Part of it, of course, is because Christopher gives us just enough childhood backstory to understand why Megan Harris (as she calls her assassin alter-ego) was able to make this particular career choice. A bigamist father. Abandonment issues. A hint of an abusive past boyfriend.
There’s more to it than that though. Megan Harris/Margaret Harrison is no cookie-cutter character. She doesn’t charge after big, bad guys in high heels or, thank goodness, expect Manly Good-Guy to save her bacon. While she is quite aware of the many professional assets she brings to the job of hunting (and killing) people, she’s cognizant of her weaknesses. For one thing, she isn’t good at tailing people and says so. She is good, however, at tracking finances, weaving seamlessly through cyber-space to learn potential victims’ habits, blending into the environment, and at keeping her careers and her private life separate. She has studied, trained, and keeps fit in order to do the best job for her clientelle.
In short, she takes pride in her work.
But sometimes her lives don’t stay separate. When Megan is hired by a client to kill his professional rival, it seems like an easy job. . . until Megan learns the client has committed a big no-no. He lied. To his assassin, which is apparently a breach of client-assassin protocol. (If she were a psychotherapist she might be less surprised. We get lied to all the time. No biggee.)
Even worse: the target? Megan’s half-sister.
To go any further would be to risk spoilers.
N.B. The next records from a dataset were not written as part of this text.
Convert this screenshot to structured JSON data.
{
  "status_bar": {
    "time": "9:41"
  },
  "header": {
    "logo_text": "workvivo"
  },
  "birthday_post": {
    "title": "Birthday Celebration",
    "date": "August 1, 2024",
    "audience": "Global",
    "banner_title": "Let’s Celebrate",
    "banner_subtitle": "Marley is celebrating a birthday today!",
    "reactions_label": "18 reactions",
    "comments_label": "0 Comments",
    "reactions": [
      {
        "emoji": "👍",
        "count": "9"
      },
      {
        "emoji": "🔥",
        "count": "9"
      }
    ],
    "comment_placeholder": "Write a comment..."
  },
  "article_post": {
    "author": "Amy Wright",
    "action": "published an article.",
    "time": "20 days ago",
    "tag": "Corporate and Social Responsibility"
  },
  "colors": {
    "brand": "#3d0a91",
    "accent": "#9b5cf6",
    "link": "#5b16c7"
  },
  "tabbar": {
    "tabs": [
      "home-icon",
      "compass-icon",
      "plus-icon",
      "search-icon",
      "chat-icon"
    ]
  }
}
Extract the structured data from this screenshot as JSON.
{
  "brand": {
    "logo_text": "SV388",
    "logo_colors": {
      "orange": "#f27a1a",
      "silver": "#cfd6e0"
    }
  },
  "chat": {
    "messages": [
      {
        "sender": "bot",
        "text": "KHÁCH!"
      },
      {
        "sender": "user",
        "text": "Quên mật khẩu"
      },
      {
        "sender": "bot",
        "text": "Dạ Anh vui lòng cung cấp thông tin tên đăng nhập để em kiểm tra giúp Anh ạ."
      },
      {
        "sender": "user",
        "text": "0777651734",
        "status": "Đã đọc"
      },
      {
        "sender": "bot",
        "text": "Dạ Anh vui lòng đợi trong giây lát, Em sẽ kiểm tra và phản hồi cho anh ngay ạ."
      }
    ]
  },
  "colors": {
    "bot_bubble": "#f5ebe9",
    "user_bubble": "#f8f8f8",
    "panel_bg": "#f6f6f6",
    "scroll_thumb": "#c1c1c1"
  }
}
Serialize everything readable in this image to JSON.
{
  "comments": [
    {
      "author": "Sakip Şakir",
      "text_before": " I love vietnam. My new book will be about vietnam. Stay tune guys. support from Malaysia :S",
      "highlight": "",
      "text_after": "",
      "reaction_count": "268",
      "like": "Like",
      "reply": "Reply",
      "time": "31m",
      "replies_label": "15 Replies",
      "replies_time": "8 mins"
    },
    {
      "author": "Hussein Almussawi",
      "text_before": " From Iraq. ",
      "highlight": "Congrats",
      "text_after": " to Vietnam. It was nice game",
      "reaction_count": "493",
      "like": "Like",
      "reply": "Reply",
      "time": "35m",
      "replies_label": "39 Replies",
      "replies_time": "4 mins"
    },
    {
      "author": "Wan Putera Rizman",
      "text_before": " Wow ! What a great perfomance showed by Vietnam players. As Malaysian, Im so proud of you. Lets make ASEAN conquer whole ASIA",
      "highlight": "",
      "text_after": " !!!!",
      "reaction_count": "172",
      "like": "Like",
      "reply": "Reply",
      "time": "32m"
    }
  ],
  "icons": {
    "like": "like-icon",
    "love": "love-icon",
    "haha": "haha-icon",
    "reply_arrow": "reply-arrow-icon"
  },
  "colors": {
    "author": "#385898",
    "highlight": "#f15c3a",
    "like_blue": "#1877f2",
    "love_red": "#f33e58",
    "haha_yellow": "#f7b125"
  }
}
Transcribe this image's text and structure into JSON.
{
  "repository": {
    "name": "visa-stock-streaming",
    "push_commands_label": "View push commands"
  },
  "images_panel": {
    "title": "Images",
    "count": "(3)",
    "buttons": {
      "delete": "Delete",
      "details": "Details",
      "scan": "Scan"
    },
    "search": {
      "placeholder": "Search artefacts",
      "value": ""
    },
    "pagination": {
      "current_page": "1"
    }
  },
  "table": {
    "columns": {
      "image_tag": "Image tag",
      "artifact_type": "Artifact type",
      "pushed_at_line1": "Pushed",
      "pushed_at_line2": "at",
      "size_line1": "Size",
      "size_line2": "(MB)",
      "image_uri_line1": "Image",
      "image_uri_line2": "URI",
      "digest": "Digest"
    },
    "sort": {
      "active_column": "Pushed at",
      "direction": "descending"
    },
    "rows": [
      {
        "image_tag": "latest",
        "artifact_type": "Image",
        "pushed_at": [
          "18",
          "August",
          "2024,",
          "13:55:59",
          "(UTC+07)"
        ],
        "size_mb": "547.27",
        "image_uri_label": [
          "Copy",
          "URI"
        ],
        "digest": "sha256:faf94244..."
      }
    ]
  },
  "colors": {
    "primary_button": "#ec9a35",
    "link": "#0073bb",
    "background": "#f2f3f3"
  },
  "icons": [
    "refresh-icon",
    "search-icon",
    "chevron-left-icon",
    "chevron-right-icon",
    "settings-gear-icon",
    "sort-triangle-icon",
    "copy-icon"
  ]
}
Bottom line: “Conflict Of Interest” is well-written, intricately plotted, and full of surprises.